I’ve played with rhyme – something quite new to me – and reading these poems aloud does, I’ve noticed, work. I’ve recently been having a go at writing song lyrics, too. Something else new is that the collection grows the arc of a story line, and story-telling brings along a fairytale element. More…

Tritonus

30 September 1976 | Archives online, Fiction, poetry

Pentti Saaritsa

Pentti Saaritsa playing chess. Photo by Otso Kantokorpi, 2006.

Pentti Saaritsa (born 1941), author of six collections of poetry, is one of Finland’s leading left-wing poets, who writes about a wide range of individual and social themes. An outstanding translator, he has had a major role in making Latin American literature, especially the work of Miguel Angel Asturias and Pablo Neruda, known and admired in Finland. He also translates from Russian. The first five poems below have been taken from his latest collection Tritonus (‘Tritone’, Kirjayhtymä 1976), and the last two from his Syksyn runot (‘Autumn poems’, Kirjayhtymä 1973). His poems have appeared in various anthologies abroad and are now being translated into Swedish, English and French. Pentti Saaritsa is a member of the editiorial board of Books from Finland.

 

1

From the bowels of each apartment house
always that one unknown sound is borne.

Sometimes like drily dripping water, sometimes
as a stone might bite a lump out of itself,
Or a child awake in the dark might learn the word hair.

And a tenant listens, makes a note of it
perhaps to punctuate the interrupted writing of his consciousness
when it makes him restless:

What now, again so soon, is it coming from me
or from the dead building.
An alarm-bell. Did anyone else hear? More…

In the backwoods

30 June 2005 | Archives online, Authors, Reviews

A solitary writer who spent all his life in the Finnish wilderness, Pentti Haanpää (1905–1955) wrote hundreds of short stories, often using ambitious male characters to shine a satirical beam on Finnish society. Vesa Karonen introduces two of Haanpää’s short stories, ‘The Schoolmaster’s bicycle trip’ and ‘Saikansalo the racing cyclist’ from Heta Rahko korkeassa iässä (‘Heta Rahko at a great age’, Otava, 1947)

Piippola is a village in the precise middle of Finland on a boggy forest terrain, with meagre fields, far out in the wilds.

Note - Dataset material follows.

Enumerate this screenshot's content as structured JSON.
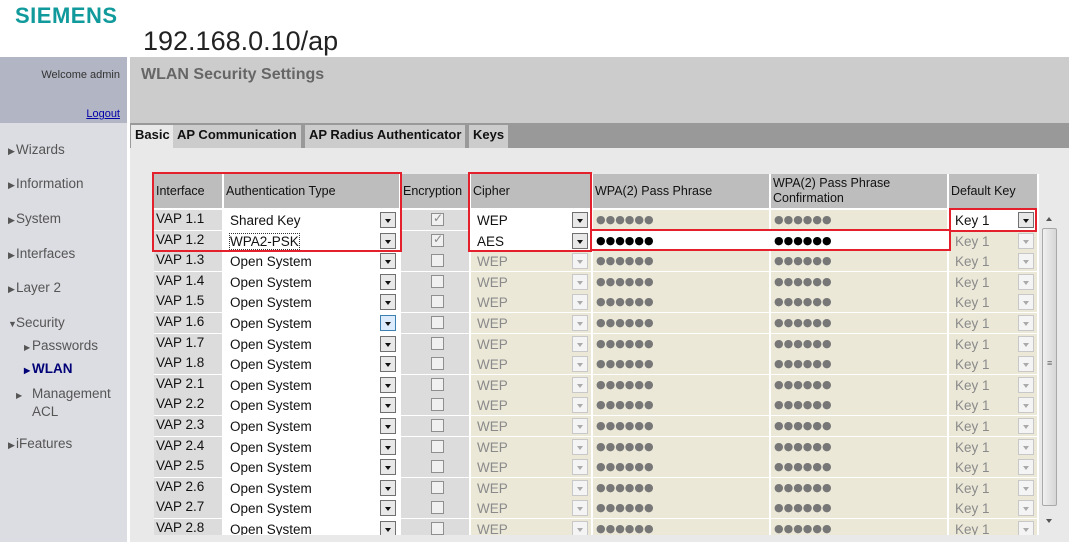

The writer Pentti Haanpää’s parents had emigrated to the United States but returned in 1904; he was born in Piippola in 1905 and lived there until he drowned in a lake during an autumn storm.

Haanpää wrote ten novels and hundreds of short stories about people living surrounded by forest. His stories, often about lumbermen, vagabonds and ‘backwoods philosophers’ blend gloomy primordial backwoods life with satirical comedy and philosophical wisdom. More…